   congregation, which was more general, dealing with political and
   legal matters. Hence it is called an "holy convocation." Such
   convocations were the Sabbaths (Lev. 23:2, 3), the Passover (Ex.
   12:16; Lev. 23:7, 8; Num. 28:25), Pentecost (Lev. 23:21), the
   feast of Trumpets (Lev. 23:24; Num. 29:1), the feast of Weeks
   (Num. 28:26), and the feast of Tabernacles (Lev. 23:35, 36). The
   great fast, the annual day of atonement, was "the holy
   convocation" (Lev. 23:27; Num. 29:7).
   

Convocation

3 entries found.

From Webster's Revised Unabridged Dictionary (1913) [web1913]

Convocation \Con`vo*ca"tion\, n. [L. convocatio: cf. F.
   convocation. See {Convoke}.]
   1. The act of calling or assembling by summons.

   2. An assembly or meeting.

            In the first day there shall be a holy convocation.
                                                  --Ex. xii. 16.

   3. (Ch. of Eng.) An assembly of the clergy, by their
      representatives, to consult on ecclesiastical affairs.

   Note: In England, the provinces of Canterbury and York have
         each their convocation, but no session for business
         were allowed from 1717 to 1861. The Convocation of
         Canterbury consists of two houses. In the Convocation
         of York the business has been generally conducted in
         one assembly.

   4. (Oxf. University) An academical assembly, in which the
      business of the university is transacted.

   Syn: meeting; assembly; congregation; congress; diet;
        convention; synod; council.

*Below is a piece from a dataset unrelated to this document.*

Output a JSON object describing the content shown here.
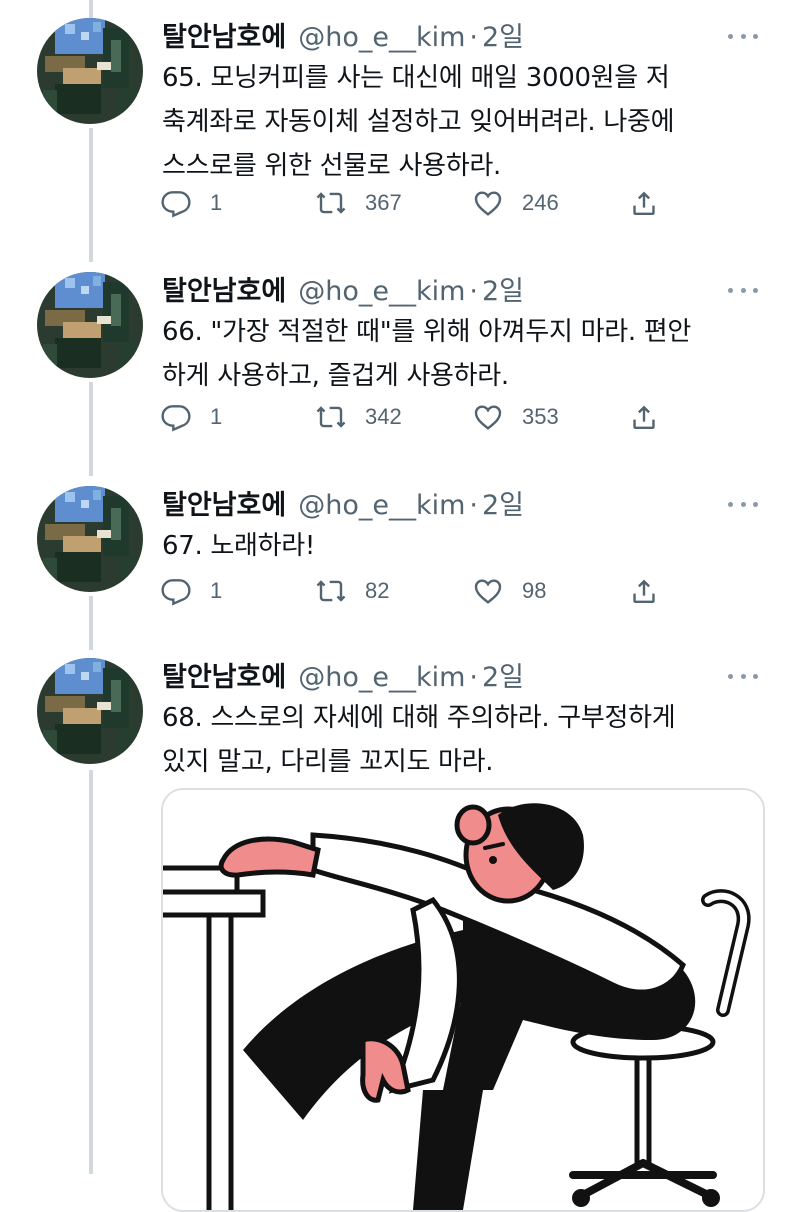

From WordNet (r) 1.6 [wn]

convocation
     n 1: a group gathered in response to a summons
     2: the act of convoking [syn: {calling together}]

From Easton's 1897 Bible Dictionary [easton]

Convocation
   a meeting of a religious character as distinguished from
   congregation, which was more general, dealing with political and
   legal matters. Hence it is called an "holy convocation." Such
   convocations were the Sabbaths (Lev. 23:2, 3), the Passover (Ex.
   12:16; Lev. 23:7, 8; Num. 28:25), Pentecost (Lev. 23:21), the
   feast of Trumpets (Lev. 23:24; Num. 29:1), the feast of Weeks
   (Num. 28:26), and the feast of Tabernacles (Lev. 23:35, 36). The
   great fast, the annual day of atonement, was "the holy
   convocation" (Lev. 23:27; Num. 29:7).